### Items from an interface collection
──────
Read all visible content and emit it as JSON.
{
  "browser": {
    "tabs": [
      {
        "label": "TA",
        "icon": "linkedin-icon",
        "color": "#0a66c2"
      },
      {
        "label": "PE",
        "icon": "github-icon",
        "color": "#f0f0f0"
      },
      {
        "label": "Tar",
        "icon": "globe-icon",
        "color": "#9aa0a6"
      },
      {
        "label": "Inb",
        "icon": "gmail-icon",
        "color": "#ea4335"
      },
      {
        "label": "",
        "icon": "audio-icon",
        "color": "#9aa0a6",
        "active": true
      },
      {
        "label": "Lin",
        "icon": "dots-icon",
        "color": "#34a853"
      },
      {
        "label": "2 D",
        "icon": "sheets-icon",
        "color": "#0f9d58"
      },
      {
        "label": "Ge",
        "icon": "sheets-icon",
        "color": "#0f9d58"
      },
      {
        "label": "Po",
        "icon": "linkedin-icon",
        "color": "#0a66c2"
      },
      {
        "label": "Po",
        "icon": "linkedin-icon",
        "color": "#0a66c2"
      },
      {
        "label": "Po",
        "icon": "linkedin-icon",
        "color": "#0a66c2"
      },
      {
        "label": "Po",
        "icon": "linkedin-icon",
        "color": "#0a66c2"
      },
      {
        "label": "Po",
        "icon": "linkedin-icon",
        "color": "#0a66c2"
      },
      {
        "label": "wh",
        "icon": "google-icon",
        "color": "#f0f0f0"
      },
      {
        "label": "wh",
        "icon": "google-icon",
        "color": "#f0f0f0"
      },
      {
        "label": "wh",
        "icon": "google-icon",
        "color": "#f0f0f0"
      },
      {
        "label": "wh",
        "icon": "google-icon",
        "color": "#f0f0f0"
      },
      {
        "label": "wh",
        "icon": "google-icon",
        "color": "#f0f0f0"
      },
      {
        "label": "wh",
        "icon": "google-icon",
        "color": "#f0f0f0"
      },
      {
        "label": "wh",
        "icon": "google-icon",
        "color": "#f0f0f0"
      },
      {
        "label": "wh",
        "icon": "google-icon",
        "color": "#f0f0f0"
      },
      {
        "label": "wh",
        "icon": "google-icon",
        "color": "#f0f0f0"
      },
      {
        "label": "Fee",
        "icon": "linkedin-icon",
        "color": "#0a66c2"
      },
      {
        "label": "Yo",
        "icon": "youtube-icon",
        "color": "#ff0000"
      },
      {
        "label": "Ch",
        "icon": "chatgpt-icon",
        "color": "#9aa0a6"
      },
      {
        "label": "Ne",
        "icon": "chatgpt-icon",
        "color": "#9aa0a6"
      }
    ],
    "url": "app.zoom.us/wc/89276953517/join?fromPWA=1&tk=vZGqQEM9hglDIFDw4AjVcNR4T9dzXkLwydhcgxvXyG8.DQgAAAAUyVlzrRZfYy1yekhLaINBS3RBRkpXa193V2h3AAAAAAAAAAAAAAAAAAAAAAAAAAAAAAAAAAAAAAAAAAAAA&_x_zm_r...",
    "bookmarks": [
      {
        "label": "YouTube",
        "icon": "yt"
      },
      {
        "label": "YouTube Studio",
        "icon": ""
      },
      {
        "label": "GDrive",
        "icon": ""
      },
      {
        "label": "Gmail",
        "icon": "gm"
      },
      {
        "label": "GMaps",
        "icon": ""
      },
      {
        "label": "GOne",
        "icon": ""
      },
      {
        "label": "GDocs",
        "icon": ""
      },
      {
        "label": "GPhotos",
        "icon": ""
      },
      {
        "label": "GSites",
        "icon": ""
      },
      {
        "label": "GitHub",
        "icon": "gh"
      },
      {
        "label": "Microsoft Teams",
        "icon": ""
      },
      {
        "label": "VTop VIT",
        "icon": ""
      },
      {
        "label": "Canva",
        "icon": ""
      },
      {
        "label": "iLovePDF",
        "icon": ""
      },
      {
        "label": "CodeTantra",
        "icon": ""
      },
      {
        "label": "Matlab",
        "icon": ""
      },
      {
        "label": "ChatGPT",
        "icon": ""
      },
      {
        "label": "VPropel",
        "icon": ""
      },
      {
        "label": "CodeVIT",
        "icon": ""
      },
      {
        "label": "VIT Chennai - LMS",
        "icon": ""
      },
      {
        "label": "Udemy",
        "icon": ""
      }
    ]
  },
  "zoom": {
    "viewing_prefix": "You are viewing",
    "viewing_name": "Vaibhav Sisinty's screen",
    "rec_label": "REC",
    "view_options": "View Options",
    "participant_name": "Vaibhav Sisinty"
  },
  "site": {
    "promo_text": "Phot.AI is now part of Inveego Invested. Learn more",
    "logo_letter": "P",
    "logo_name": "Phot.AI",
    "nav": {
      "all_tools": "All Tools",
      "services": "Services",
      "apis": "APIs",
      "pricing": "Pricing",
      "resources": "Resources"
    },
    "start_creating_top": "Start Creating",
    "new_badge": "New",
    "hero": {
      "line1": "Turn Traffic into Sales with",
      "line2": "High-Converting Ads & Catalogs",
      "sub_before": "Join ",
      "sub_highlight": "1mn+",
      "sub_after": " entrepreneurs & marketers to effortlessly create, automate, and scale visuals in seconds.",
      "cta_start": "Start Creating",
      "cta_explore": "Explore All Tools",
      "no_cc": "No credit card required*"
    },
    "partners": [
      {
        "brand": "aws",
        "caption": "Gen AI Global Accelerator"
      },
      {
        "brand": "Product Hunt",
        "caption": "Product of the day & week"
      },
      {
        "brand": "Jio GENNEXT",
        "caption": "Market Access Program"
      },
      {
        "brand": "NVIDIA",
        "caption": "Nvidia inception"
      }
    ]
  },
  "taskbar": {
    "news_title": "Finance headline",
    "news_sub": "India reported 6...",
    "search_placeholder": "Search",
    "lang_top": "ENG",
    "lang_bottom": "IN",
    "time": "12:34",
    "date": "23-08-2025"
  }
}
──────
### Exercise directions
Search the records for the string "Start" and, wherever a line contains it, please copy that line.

### Worked solution
    "start_creating_top": "Start Creating",
      "cta_start": "Start Creating",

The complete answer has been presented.